| Description of the task |
Only an exact copy of the entries, stripped of pictures, will serve as the answer.

| Data for review |

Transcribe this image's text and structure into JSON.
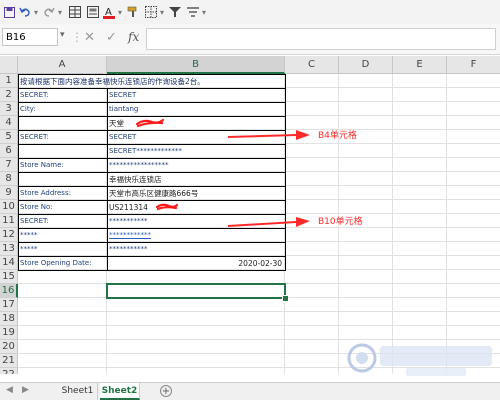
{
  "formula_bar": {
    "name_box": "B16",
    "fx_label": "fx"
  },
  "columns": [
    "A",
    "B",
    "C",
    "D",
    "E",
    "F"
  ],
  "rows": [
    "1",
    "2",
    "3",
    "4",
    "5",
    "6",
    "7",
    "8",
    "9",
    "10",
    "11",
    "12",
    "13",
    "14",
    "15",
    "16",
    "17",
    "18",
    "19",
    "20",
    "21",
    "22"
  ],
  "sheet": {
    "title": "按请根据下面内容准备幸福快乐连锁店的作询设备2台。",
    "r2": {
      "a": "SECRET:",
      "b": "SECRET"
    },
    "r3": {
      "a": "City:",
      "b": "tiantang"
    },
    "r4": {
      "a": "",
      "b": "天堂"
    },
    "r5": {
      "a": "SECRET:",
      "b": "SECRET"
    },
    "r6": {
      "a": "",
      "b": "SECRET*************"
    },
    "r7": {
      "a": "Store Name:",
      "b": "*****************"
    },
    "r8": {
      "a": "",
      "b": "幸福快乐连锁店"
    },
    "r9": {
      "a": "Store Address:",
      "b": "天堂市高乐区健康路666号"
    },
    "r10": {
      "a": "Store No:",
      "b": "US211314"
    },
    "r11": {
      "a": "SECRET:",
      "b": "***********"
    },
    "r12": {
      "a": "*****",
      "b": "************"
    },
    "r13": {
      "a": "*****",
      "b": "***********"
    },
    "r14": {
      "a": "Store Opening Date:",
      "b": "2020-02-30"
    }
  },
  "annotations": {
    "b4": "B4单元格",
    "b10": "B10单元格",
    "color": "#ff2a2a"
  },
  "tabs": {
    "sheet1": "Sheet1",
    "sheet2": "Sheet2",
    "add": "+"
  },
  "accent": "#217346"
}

| Response area |
Transcribe this image's text and structure into JSON.
{
  "formula_bar": {
    "name_box": "B16",
    "fx_label": "fx"
  },
  "columns": [
    "A",
    "B",
    "C",
    "D",
    "E",
    "F"
  ],
  "rows": [
    "1",
    "2",
    "3",
    "4",
    "5",
    "6",
    "7",
    "8",
    "9",
    "10",
    "11",
    "12",
    "13",
    "14",
    "15",
    "16",
    "17",
    "18",
    "19",
    "20",
    "21",
    "22"
  ],
  "sheet": {
    "title": "按请根据下面内容准备幸福快乐连锁店的作询设备2台。",
    "r2": {
      "a": "SECRET:",
      "b": "SECRET"
    },
    "r3": {
      "a": "City:",
      "b": "tiantang"
    },
    "r4": {
      "a": "",
      "b": "天堂"
    },
    "r5": {
      "a": "SECRET:",
      "b": "SECRET"
    },
    "r6": {
      "a": "",
      "b": "SECRET*************"
    },
    "r7": {
      "a": "Store Name:",
      "b": "*****************"
    },
    "r8": {
      "a": "",
      "b": "幸福快乐连锁店"
    },
    "r9": {
      "a": "Store Address:",
      "b": "天堂市高乐区健康路666号"
    },
    "r10": {
      "a": "Store No:",
      "b": "US211314"
    },
    "r11": {
      "a": "SECRET:",
      "b": "***********"
    },
    "r12": {
      "a": "*****",
      "b": "************"
    },
    "r13": {
      "a": "*****",
      "b": "***********"
    },
    "r14": {
      "a": "Store Opening Date:",
      "b": "2020-02-30"
    }
  },
  "annotations": {
    "b4": "B4单元格",
    "b10": "B10单元格",
    "color": "#ff2a2a"
  },
  "tabs": {
    "sheet1": "Sheet1",
    "sheet2": "Sheet2",
    "add": "+"
  },
  "accent": "#217346"
}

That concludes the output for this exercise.